TASK DIRECTIONS:
Could you copy the records below exactly, leaving out any pictures?

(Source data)
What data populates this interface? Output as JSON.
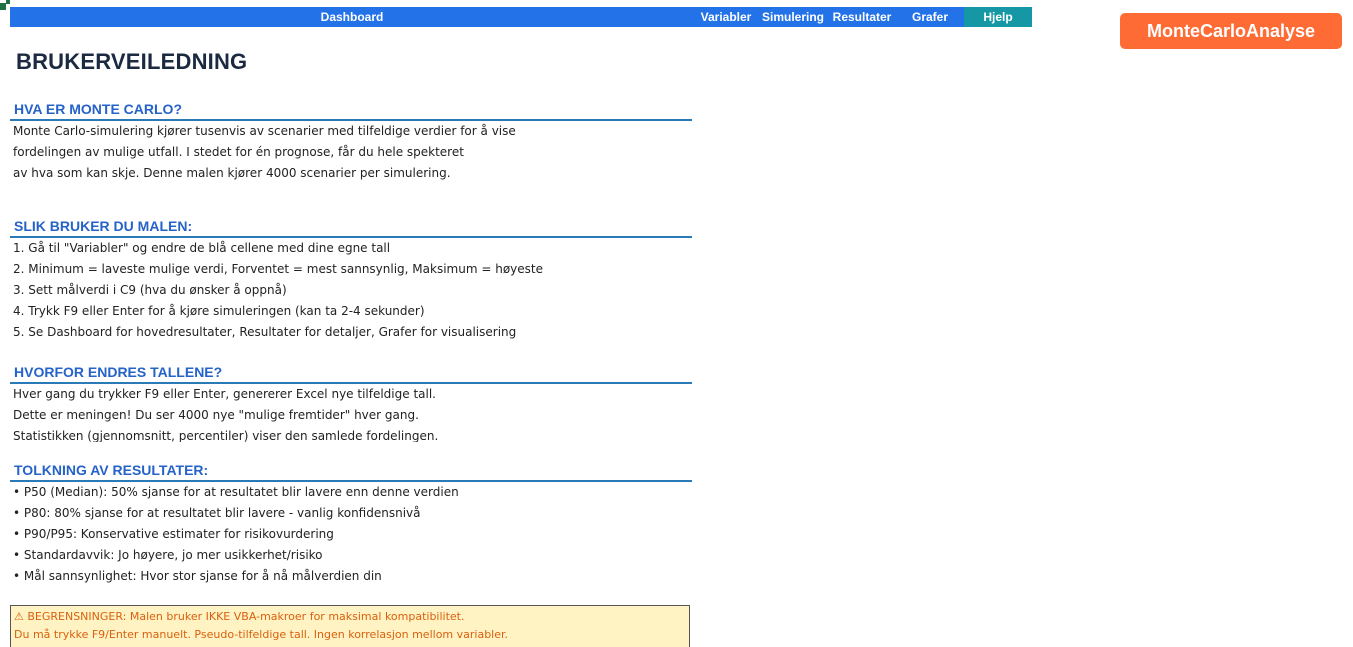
{
  "nav": {
    "dashboard": "Dashboard",
    "variabler": "Variabler",
    "simulering": "Simulering",
    "resultater": "Resultater",
    "grafer": "Grafer",
    "hjelp": "Hjelp",
    "active": "Hjelp"
  },
  "brand": {
    "label": "MonteCarloAnalyse",
    "color": "#ff6b35"
  },
  "page_title": "BRUKERVEILEDNING",
  "sections": [
    {
      "heading": "HVA ER MONTE CARLO?",
      "lines": [
        "Monte Carlo-simulering kjører tusenvis av scenarier med tilfeldige verdier for å vise",
        "fordelingen av mulige utfall. I stedet for én prognose, får du hele spekteret",
        "av hva som kan skje. Denne malen kjører 4000 scenarier per simulering."
      ]
    },
    {
      "heading": "SLIK BRUKER DU MALEN:",
      "lines": [
        "1. Gå til \"Variabler\" og endre de blå cellene med dine egne tall",
        "2. Minimum = laveste mulige verdi, Forventet = mest sannsynlig, Maksimum = høyeste",
        "3. Sett målverdi i C9 (hva du ønsker å oppnå)",
        "4. Trykk F9 eller Enter for å kjøre simuleringen (kan ta 2-4 sekunder)",
        "5. Se Dashboard for hovedresultater, Resultater for detaljer, Grafer for visualisering"
      ]
    },
    {
      "heading": "HVORFOR ENDRES TALLENE?",
      "lines": [
        "Hver gang du trykker F9 eller Enter, genererer Excel nye tilfeldige tall.",
        "Dette er meningen! Du ser 4000 nye \"mulige fremtider\" hver gang.",
        "Statistikken (gjennomsnitt, percentiler) viser den samlede fordelingen."
      ]
    },
    {
      "heading": "TOLKNING AV RESULTATER:",
      "lines": [
        "• P50 (Median): 50% sjanse for at resultatet blir lavere enn denne verdien",
        "• P80: 80% sjanse for at resultatet blir lavere - vanlig konfidensnivå",
        "• P90/P95: Konservative estimater for risikovurdering",
        "• Standardavvik: Jo høyere, jo mer usikkerhet/risiko",
        "• Mål sannsynlighet: Hvor stor sjanse for å nå målverdien din"
      ]
    }
  ],
  "warning": {
    "line1": "⚠ BEGRENSNINGER: Malen bruker IKKE VBA-makroer for maksimal kompatibilitet.",
    "line2": "Du må trykke F9/Enter manuelt. Pseudo-tilfeldige tall. Ingen korrelasjon mellom variabler."
  },
  "colors": {
    "nav_bar": "#2372e8",
    "nav_active": "#1697a6",
    "heading_text": "#2563c9",
    "heading_rule": "#2b7ab8",
    "warning_bg": "#fff3c4",
    "warning_text": "#d9600e"
  }
}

THE ANSWER:
What data populates this interface? Output as JSON.
{
  "nav": {
    "dashboard": "Dashboard",
    "variabler": "Variabler",
    "simulering": "Simulering",
    "resultater": "Resultater",
    "grafer": "Grafer",
    "hjelp": "Hjelp",
    "active": "Hjelp"
  },
  "brand": {
    "label": "MonteCarloAnalyse",
    "color": "#ff6b35"
  },
  "page_title": "BRUKERVEILEDNING",
  "sections": [
    {
      "heading": "HVA ER MONTE CARLO?",
      "lines": [
        "Monte Carlo-simulering kjører tusenvis av scenarier med tilfeldige verdier for å vise",
        "fordelingen av mulige utfall. I stedet for én prognose, får du hele spekteret",
        "av hva som kan skje. Denne malen kjører 4000 scenarier per simulering."
      ]
    },
    {
      "heading": "SLIK BRUKER DU MALEN:",
      "lines": [
        "1. Gå til \"Variabler\" og endre de blå cellene med dine egne tall",
        "2. Minimum = laveste mulige verdi, Forventet = mest sannsynlig, Maksimum = høyeste",
        "3. Sett målverdi i C9 (hva du ønsker å oppnå)",
        "4. Trykk F9 eller Enter for å kjøre simuleringen (kan ta 2-4 sekunder)",
        "5. Se Dashboard for hovedresultater, Resultater for detaljer, Grafer for visualisering"
      ]
    },
    {
      "heading": "HVORFOR ENDRES TALLENE?",
      "lines": [
        "Hver gang du trykker F9 eller Enter, genererer Excel nye tilfeldige tall.",
        "Dette er meningen! Du ser 4000 nye \"mulige fremtider\" hver gang.",
        "Statistikken (gjennomsnitt, percentiler) viser den samlede fordelingen."
      ]
    },
    {
      "heading": "TOLKNING AV RESULTATER:",
      "lines": [
        "• P50 (Median): 50% sjanse for at resultatet blir lavere enn denne verdien",
        "• P80: 80% sjanse for at resultatet blir lavere - vanlig konfidensnivå",
        "• P90/P95: Konservative estimater for risikovurdering",
        "• Standardavvik: Jo høyere, jo mer usikkerhet/risiko",
        "• Mål sannsynlighet: Hvor stor sjanse for å nå målverdien din"
      ]
    }
  ],
  "warning": {
    "line1": "⚠ BEGRENSNINGER: Malen bruker IKKE VBA-makroer for maksimal kompatibilitet.",
    "line2": "Du må trykke F9/Enter manuelt. Pseudo-tilfeldige tall. Ingen korrelasjon mellom variabler."
  },
  "colors": {
    "nav_bar": "#2372e8",
    "nav_active": "#1697a6",
    "heading_text": "#2563c9",
    "heading_rule": "#2b7ab8",
    "warning_bg": "#fff3c4",
    "warning_text": "#d9600e"
  }
}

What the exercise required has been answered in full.